Activity:
Take from the material every line containing the string "icon" and copy it.

Exercise data:

********************

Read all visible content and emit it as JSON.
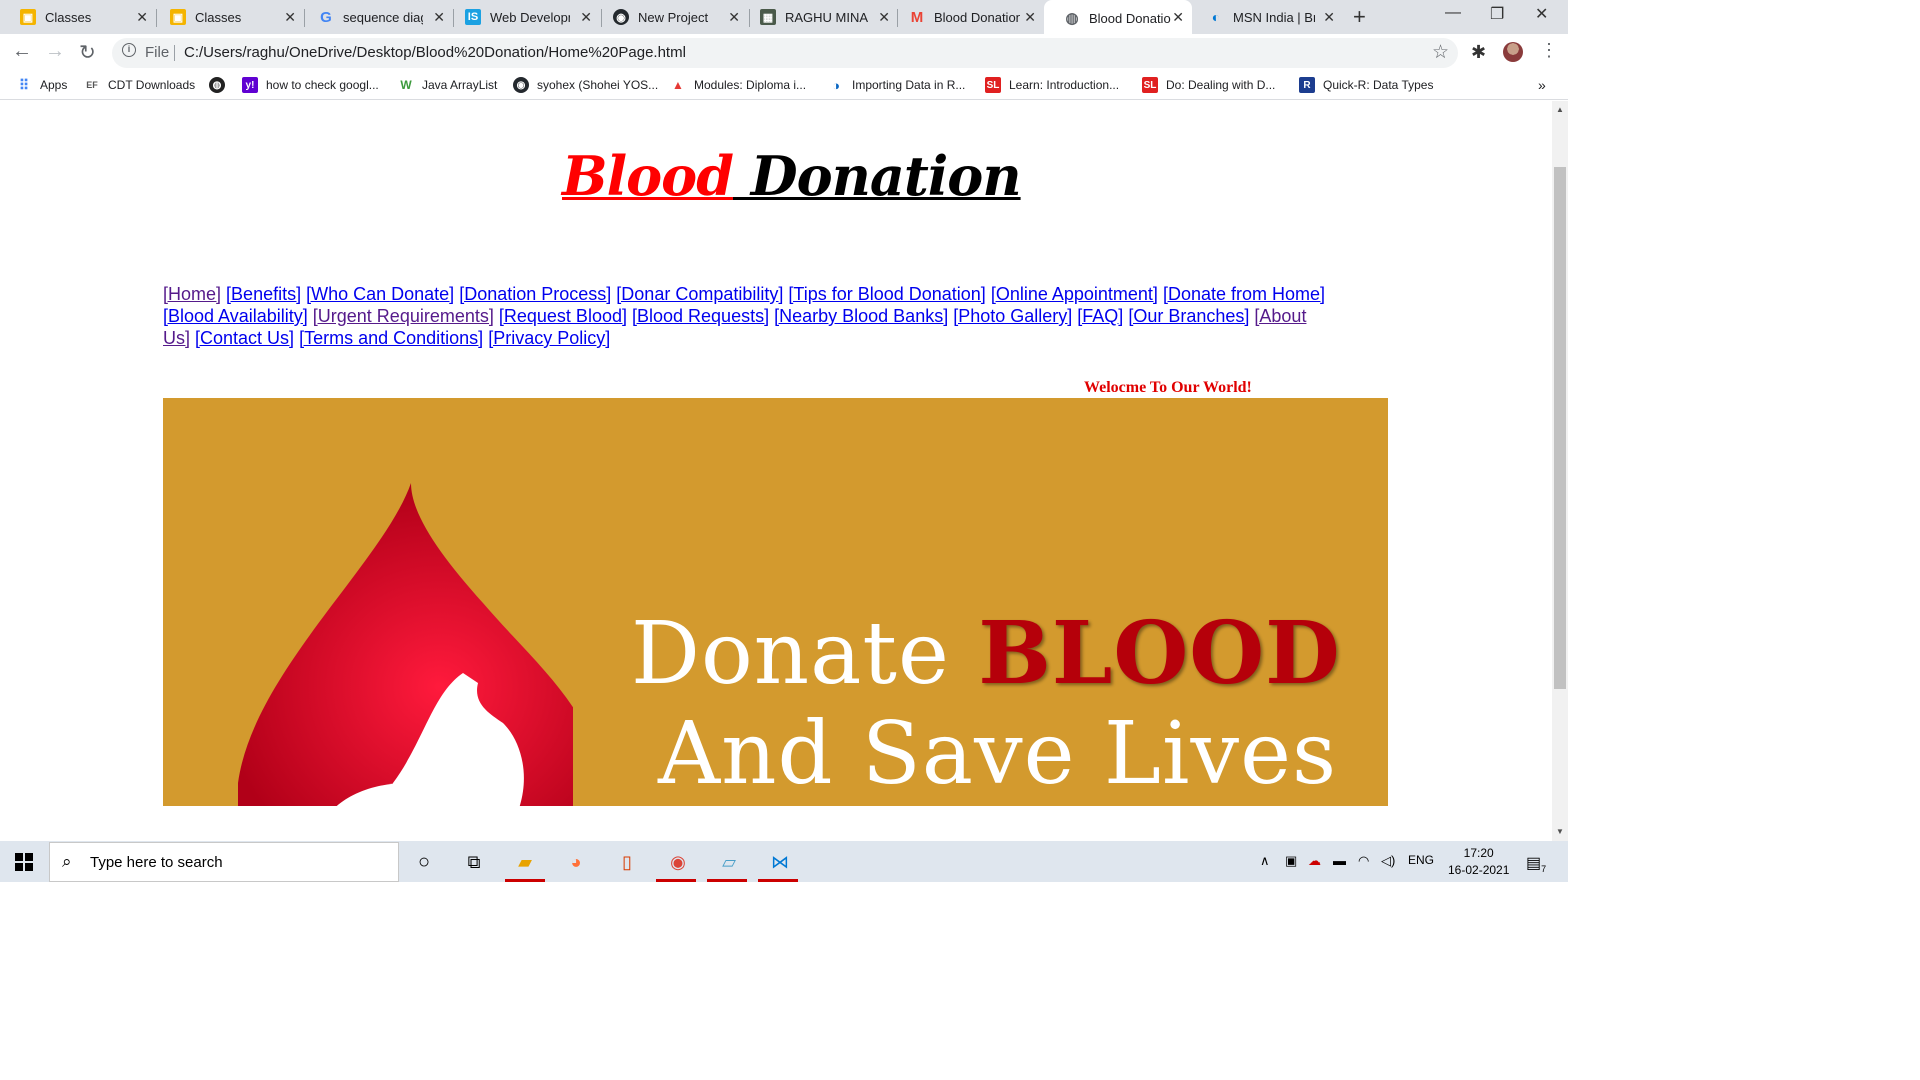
{
  "browser": {
    "tabs": [
      {
        "title": "Classes",
        "icon": "classroom-icon"
      },
      {
        "title": "Classes",
        "icon": "classroom-icon"
      },
      {
        "title": "sequence diagram",
        "icon": "google-icon"
      },
      {
        "title": "Web Development",
        "icon": "is-icon"
      },
      {
        "title": "New Project",
        "icon": "github-icon"
      },
      {
        "title": "RAGHU MINA",
        "icon": "profile-icon"
      },
      {
        "title": "Blood Donation",
        "icon": "gmail-icon"
      },
      {
        "title": "Blood Donation",
        "icon": "globe-icon"
      },
      {
        "title": "MSN India | Breaking",
        "icon": "msn-icon"
      }
    ],
    "file_label": "File",
    "url": "C:/Users/raghu/OneDrive/Desktop/Blood%20Donation/Home%20Page.html",
    "bookmarks": [
      {
        "label": "Apps"
      },
      {
        "label": "CDT Downloads"
      },
      {
        "label": ""
      },
      {
        "label": "how to check googl..."
      },
      {
        "label": "Java ArrayList"
      },
      {
        "label": "syohex (Shohei YOS..."
      },
      {
        "label": "Modules: Diploma i..."
      },
      {
        "label": "Importing Data in R..."
      },
      {
        "label": "Learn: Introduction..."
      },
      {
        "label": "Do: Dealing with D..."
      },
      {
        "label": "Quick-R: Data Types"
      }
    ],
    "bookmarks_more": "»"
  },
  "page": {
    "title_part1": "Blood",
    "title_part2": " Donation",
    "nav": [
      "[Home]",
      "[Benefits]",
      "[Who Can Donate]",
      "[Donation Process]",
      "[Donar Compatibility]",
      "[Tips for Blood Donation]",
      "[Online Appointment]",
      "[Donate from Home]",
      "[Blood Availability]",
      "[Urgent Requirements]",
      "[Request Blood]",
      "[Blood Requests]",
      "[Nearby Blood Banks]",
      "[Photo Gallery]",
      "[FAQ]",
      "[Our Branches]",
      "[About Us]",
      "[Contact Us]",
      "[Terms and Conditions]",
      "[Privacy Policy]"
    ],
    "welcome": "Welocme To Our World!",
    "banner_line1_a": "Donate ",
    "banner_line1_b": "BLOOD",
    "banner_line2": "And Save Lives",
    "banner_color": "#d39a2e"
  },
  "taskbar": {
    "search_placeholder": "Type here to search",
    "lang": "ENG",
    "time": "17:20",
    "date": "16-02-2021",
    "notifications": "7"
  }
}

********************

Exercise response:
        "icon": "classroom-icon"
        "icon": "classroom-icon"
        "icon": "google-icon"
        "icon": "is-icon"
        "icon": "github-icon"
        "icon": "profile-icon"
        "icon": "gmail-icon"
        "icon": "globe-icon"
        "icon": "msn-icon"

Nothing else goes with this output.